Element data from apps and pages

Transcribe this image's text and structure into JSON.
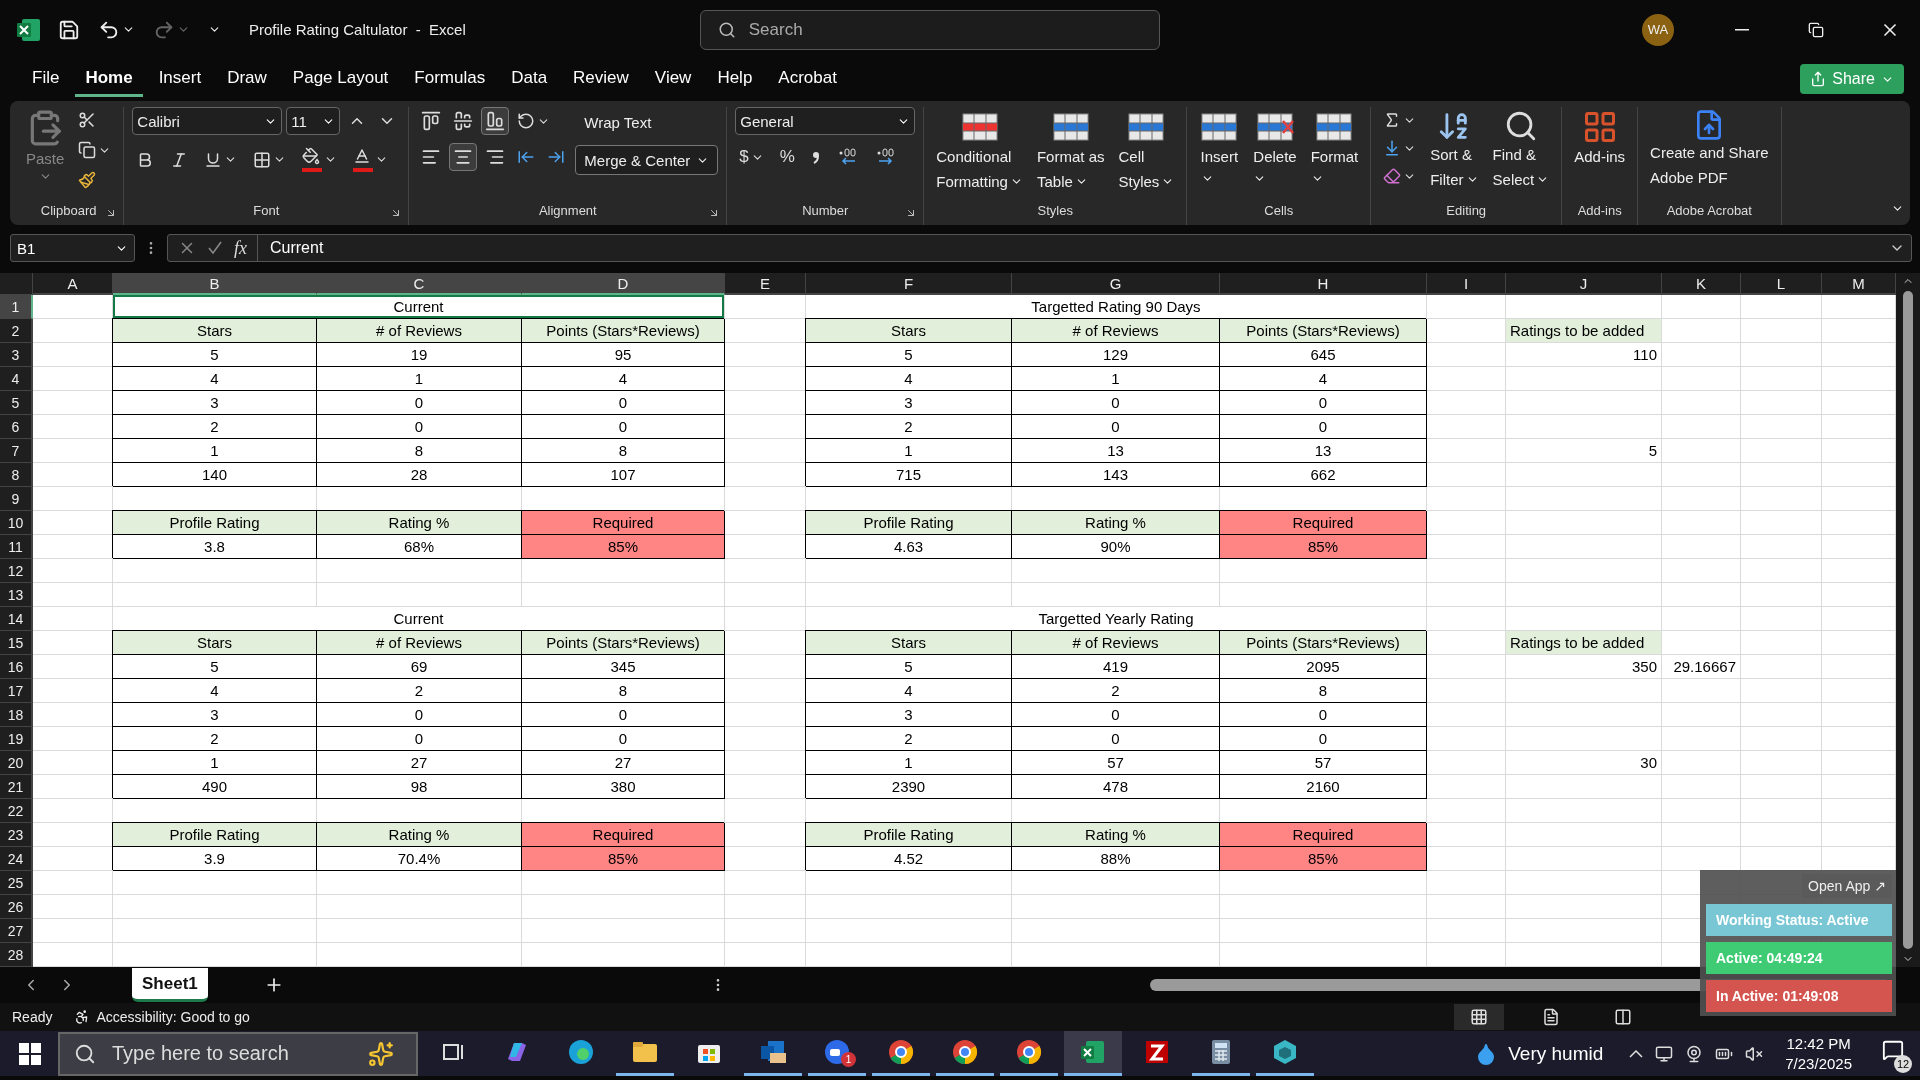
{
  "title_bar": {
    "title": "Profile Rating Caltulator  -  Excel",
    "search_placeholder": "Search",
    "avatar": "WA"
  },
  "menu": [
    {
      "label": "File",
      "selected": false
    },
    {
      "label": "Home",
      "selected": true
    },
    {
      "label": "Insert",
      "selected": false
    },
    {
      "label": "Draw",
      "selected": false
    },
    {
      "label": "Page Layout",
      "selected": false
    },
    {
      "label": "Formulas",
      "selected": false
    },
    {
      "label": "Data",
      "selected": false
    },
    {
      "label": "Review",
      "selected": false
    },
    {
      "label": "View",
      "selected": false
    },
    {
      "label": "Help",
      "selected": false
    },
    {
      "label": "Acrobat",
      "selected": false
    }
  ],
  "share": "Share",
  "ribbon": {
    "groups": [
      {
        "kind": "clipboard",
        "label": "Clipboard",
        "paste": "Paste",
        "launcher": true
      },
      {
        "kind": "font",
        "label": "Font",
        "font": "Calibri",
        "size": "11",
        "launcher": true
      },
      {
        "kind": "alignment",
        "label": "Alignment",
        "wrap": "Wrap Text",
        "merge": "Merge & Center",
        "launcher": true,
        "vertical": [
          {
            "selected": false
          },
          {
            "selected": false
          },
          {
            "selected": true
          }
        ],
        "horizontal": [
          {
            "selected": false
          },
          {
            "selected": true
          },
          {
            "selected": false
          }
        ]
      },
      {
        "kind": "number",
        "label": "Number",
        "format": "General",
        "currency": "$",
        "percent": "%",
        "launcher": true
      },
      {
        "kind": "large",
        "label": "Styles",
        "buttons": [
          {
            "kind": "conditional",
            "lines": [
              "Conditional",
              "Formatting"
            ]
          },
          {
            "kind": "format-table",
            "lines": [
              "Format as",
              "Table"
            ]
          },
          {
            "kind": "cell-styles",
            "lines": [
              "Cell",
              "Styles"
            ]
          }
        ]
      },
      {
        "kind": "large",
        "label": "Cells",
        "buttons": [
          {
            "kind": "insert",
            "lines": [
              "Insert"
            ]
          },
          {
            "kind": "delete",
            "lines": [
              "Delete"
            ]
          },
          {
            "kind": "format",
            "lines": [
              "Format"
            ]
          }
        ]
      },
      {
        "kind": "editing",
        "label": "Editing",
        "buttons": [
          {
            "kind": "sort",
            "lines": [
              "Sort &",
              "Filter"
            ]
          },
          {
            "kind": "find",
            "lines": [
              "Find &",
              "Select"
            ]
          }
        ]
      },
      {
        "kind": "large",
        "label": "Add-ins",
        "buttons": [
          {
            "kind": "addins",
            "lines": [
              "Add-ins"
            ]
          }
        ]
      },
      {
        "kind": "large",
        "label": "Adobe Acrobat",
        "buttons": [
          {
            "kind": "acrobat",
            "lines": [
              "Create and Share",
              "Adobe PDF"
            ]
          }
        ]
      }
    ]
  },
  "formula_bar": {
    "name_box": "B1",
    "fx": "fx",
    "formula": "Current"
  },
  "sheet": {
    "columns": [
      {
        "label": "A",
        "selected": false
      },
      {
        "label": "B",
        "selected": true
      },
      {
        "label": "C",
        "selected": true
      },
      {
        "label": "D",
        "selected": true
      },
      {
        "label": "E",
        "selected": false
      },
      {
        "label": "F",
        "selected": false
      },
      {
        "label": "G",
        "selected": false
      },
      {
        "label": "H",
        "selected": false
      },
      {
        "label": "I",
        "selected": false
      },
      {
        "label": "J",
        "selected": false
      },
      {
        "label": "K",
        "selected": false
      },
      {
        "label": "L",
        "selected": false
      },
      {
        "label": "M",
        "selected": false
      }
    ],
    "rows": [
      {
        "label": "1",
        "selected": true
      },
      {
        "label": "2",
        "selected": false
      },
      {
        "label": "3",
        "selected": false
      },
      {
        "label": "4",
        "selected": false
      },
      {
        "label": "5",
        "selected": false
      },
      {
        "label": "6",
        "selected": false
      },
      {
        "label": "7",
        "selected": false
      },
      {
        "label": "8",
        "selected": false
      },
      {
        "label": "9",
        "selected": false
      },
      {
        "label": "10",
        "selected": false
      },
      {
        "label": "11",
        "selected": false
      },
      {
        "label": "12",
        "selected": false
      },
      {
        "label": "13",
        "selected": false
      },
      {
        "label": "14",
        "selected": false
      },
      {
        "label": "15",
        "selected": false
      },
      {
        "label": "16",
        "selected": false
      },
      {
        "label": "17",
        "selected": false
      },
      {
        "label": "18",
        "selected": false
      },
      {
        "label": "19",
        "selected": false
      },
      {
        "label": "20",
        "selected": false
      },
      {
        "label": "21",
        "selected": false
      },
      {
        "label": "22",
        "selected": false
      },
      {
        "label": "23",
        "selected": false
      },
      {
        "label": "24",
        "selected": false
      },
      {
        "label": "25",
        "selected": false
      },
      {
        "label": "26",
        "selected": false
      },
      {
        "label": "27",
        "selected": false
      },
      {
        "label": "28",
        "selected": false
      }
    ],
    "tables": [
      {
        "title": "Current",
        "title_selected": true,
        "columns": [
          "Stars",
          "# of Reviews",
          "Points (Stars*Reviews)"
        ],
        "rows": [
          [
            "5",
            "19",
            "95"
          ],
          [
            "4",
            "1",
            "4"
          ],
          [
            "3",
            "0",
            "0"
          ],
          [
            "2",
            "0",
            "0"
          ],
          [
            "1",
            "8",
            "8"
          ],
          [
            "140",
            "28",
            "107"
          ]
        ],
        "summary": [
          {
            "label": "Profile Rating",
            "value": "3.8",
            "kind": "plain"
          },
          {
            "label": "Rating %",
            "value": "68%",
            "kind": "plain"
          },
          {
            "label": "Required",
            "value": "85%",
            "kind": "required"
          }
        ]
      },
      {
        "title": "Targetted Rating 90 Days",
        "title_selected": false,
        "columns": [
          "Stars",
          "# of Reviews",
          "Points (Stars*Reviews)"
        ],
        "rows": [
          [
            "5",
            "129",
            "645"
          ],
          [
            "4",
            "1",
            "4"
          ],
          [
            "3",
            "0",
            "0"
          ],
          [
            "2",
            "0",
            "0"
          ],
          [
            "1",
            "13",
            "13"
          ],
          [
            "715",
            "143",
            "662"
          ]
        ],
        "summary": [
          {
            "label": "Profile Rating",
            "value": "4.63",
            "kind": "plain"
          },
          {
            "label": "Rating %",
            "value": "90%",
            "kind": "plain"
          },
          {
            "label": "Required",
            "value": "85%",
            "kind": "required"
          }
        ]
      },
      {
        "title": "Current",
        "title_selected": false,
        "columns": [
          "Stars",
          "# of Reviews",
          "Points (Stars*Reviews)"
        ],
        "rows": [
          [
            "5",
            "69",
            "345"
          ],
          [
            "4",
            "2",
            "8"
          ],
          [
            "3",
            "0",
            "0"
          ],
          [
            "2",
            "0",
            "0"
          ],
          [
            "1",
            "27",
            "27"
          ],
          [
            "490",
            "98",
            "380"
          ]
        ],
        "summary": [
          {
            "label": "Profile Rating",
            "value": "3.9",
            "kind": "plain"
          },
          {
            "label": "Rating %",
            "value": "70.4%",
            "kind": "plain"
          },
          {
            "label": "Required",
            "value": "85%",
            "kind": "required"
          }
        ]
      },
      {
        "title": "Targetted Yearly Rating",
        "title_selected": false,
        "columns": [
          "Stars",
          "# of Reviews",
          "Points (Stars*Reviews)"
        ],
        "rows": [
          [
            "5",
            "419",
            "2095"
          ],
          [
            "4",
            "2",
            "8"
          ],
          [
            "3",
            "0",
            "0"
          ],
          [
            "2",
            "0",
            "0"
          ],
          [
            "1",
            "57",
            "57"
          ],
          [
            "2390",
            "478",
            "2160"
          ]
        ],
        "summary": [
          {
            "label": "Profile Rating",
            "value": "4.52",
            "kind": "plain"
          },
          {
            "label": "Rating %",
            "value": "88%",
            "kind": "plain"
          },
          {
            "label": "Required",
            "value": "85%",
            "kind": "required"
          }
        ]
      }
    ],
    "side_notes": [
      {
        "label": "Ratings to be added",
        "top_value": "110",
        "bottom_value": "5"
      },
      {
        "label": "Ratings to be added",
        "top_value": "350",
        "note": "29.16667",
        "bottom_value": "30"
      }
    ]
  },
  "sheet_tabs": [
    {
      "label": "Sheet1",
      "selected": true
    }
  ],
  "status_bar": {
    "ready": "Ready",
    "accessibility": "Accessibility: Good to go"
  },
  "widget": {
    "open_app": "Open App ↗",
    "rows": [
      {
        "text": "Working Status: Active",
        "color": "#79c7d4"
      },
      {
        "text": "Active: 04:49:24",
        "color": "#3ecb74"
      },
      {
        "text": "In Active: 01:49:08",
        "color": "#d4544f"
      }
    ]
  },
  "taskbar": {
    "search_placeholder": "Type here to search",
    "apps": [
      {
        "kind": "task-view",
        "running": false,
        "selected": false
      },
      {
        "kind": "copilot",
        "running": false,
        "selected": false
      },
      {
        "kind": "edge",
        "running": false,
        "selected": false
      },
      {
        "kind": "explorer",
        "running": true,
        "selected": false
      },
      {
        "kind": "store",
        "running": false,
        "selected": false
      },
      {
        "kind": "outlook",
        "running": true,
        "selected": false
      },
      {
        "kind": "zoom",
        "running": true,
        "selected": false,
        "badge": "1"
      },
      {
        "kind": "chrome",
        "running": true,
        "selected": false
      },
      {
        "kind": "chrome",
        "running": true,
        "selected": false
      },
      {
        "kind": "chrome",
        "running": true,
        "selected": false
      },
      {
        "kind": "excel",
        "running": true,
        "selected": true
      },
      {
        "kind": "filezilla",
        "running": false,
        "selected": false
      },
      {
        "kind": "calculator",
        "running": true,
        "selected": false
      },
      {
        "kind": "cube",
        "running": true,
        "selected": false
      }
    ],
    "weather": "Very humid",
    "time": "12:42 PM",
    "date": "7/23/2025",
    "notifications": "12"
  }
}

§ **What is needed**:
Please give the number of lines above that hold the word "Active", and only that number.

§ **Completed task**:
3